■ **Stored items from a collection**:
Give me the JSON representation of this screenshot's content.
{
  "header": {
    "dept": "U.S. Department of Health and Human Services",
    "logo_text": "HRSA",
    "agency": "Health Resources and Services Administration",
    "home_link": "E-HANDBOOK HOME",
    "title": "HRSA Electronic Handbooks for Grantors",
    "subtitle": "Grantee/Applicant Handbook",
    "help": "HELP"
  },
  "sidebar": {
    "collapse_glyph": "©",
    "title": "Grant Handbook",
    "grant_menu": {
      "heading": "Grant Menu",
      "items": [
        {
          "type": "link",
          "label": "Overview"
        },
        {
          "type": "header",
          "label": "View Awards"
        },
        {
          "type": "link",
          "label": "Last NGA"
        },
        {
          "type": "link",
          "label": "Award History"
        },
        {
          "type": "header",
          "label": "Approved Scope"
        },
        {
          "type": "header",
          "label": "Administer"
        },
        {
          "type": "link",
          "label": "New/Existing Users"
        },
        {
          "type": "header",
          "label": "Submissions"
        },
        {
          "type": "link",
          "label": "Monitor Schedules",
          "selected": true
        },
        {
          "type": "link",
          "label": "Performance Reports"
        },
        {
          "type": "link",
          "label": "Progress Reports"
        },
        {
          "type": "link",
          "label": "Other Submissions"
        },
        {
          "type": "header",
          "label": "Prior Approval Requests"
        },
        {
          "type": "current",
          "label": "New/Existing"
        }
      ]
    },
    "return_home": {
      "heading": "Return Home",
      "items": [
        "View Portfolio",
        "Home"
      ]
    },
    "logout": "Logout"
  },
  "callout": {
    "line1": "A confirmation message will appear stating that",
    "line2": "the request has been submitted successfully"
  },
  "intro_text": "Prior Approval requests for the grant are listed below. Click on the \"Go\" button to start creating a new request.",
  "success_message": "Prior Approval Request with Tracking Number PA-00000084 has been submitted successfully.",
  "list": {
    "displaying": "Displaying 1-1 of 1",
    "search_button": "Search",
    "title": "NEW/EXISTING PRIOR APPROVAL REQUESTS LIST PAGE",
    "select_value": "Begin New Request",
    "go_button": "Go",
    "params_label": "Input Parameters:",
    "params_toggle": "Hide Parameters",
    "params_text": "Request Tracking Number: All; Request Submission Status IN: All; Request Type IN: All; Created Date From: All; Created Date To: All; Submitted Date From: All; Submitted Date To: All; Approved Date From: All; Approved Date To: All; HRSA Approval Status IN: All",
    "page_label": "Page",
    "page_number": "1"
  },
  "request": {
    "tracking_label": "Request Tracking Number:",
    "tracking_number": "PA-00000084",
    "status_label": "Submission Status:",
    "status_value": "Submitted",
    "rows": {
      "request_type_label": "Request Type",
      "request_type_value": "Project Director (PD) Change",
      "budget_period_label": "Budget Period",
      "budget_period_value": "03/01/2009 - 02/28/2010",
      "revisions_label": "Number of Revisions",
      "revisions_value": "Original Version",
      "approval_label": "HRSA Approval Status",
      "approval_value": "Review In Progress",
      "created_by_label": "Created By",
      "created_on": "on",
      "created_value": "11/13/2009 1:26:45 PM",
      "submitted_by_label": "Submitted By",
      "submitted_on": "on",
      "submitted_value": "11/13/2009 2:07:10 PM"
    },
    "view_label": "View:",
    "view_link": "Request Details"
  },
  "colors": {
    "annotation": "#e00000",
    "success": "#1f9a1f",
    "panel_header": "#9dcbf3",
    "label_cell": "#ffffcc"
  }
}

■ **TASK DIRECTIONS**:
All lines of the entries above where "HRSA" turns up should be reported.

■ **COMPLETED TASK**:
    "logo_text": "HRSA",
    "title": "HRSA Electronic Handbooks for Grantors",
    "params_text": "Request Tracking Number: All; Request Submission Status IN: All; Request Type IN: All; Created Date From: All; Created Date To: All; Submitted Date From: All; Submitted Date To: All; Approved Date From: All; Approved Date To: All; HRSA Approval Status IN: All",
      "approval_label": "HRSA Approval Status",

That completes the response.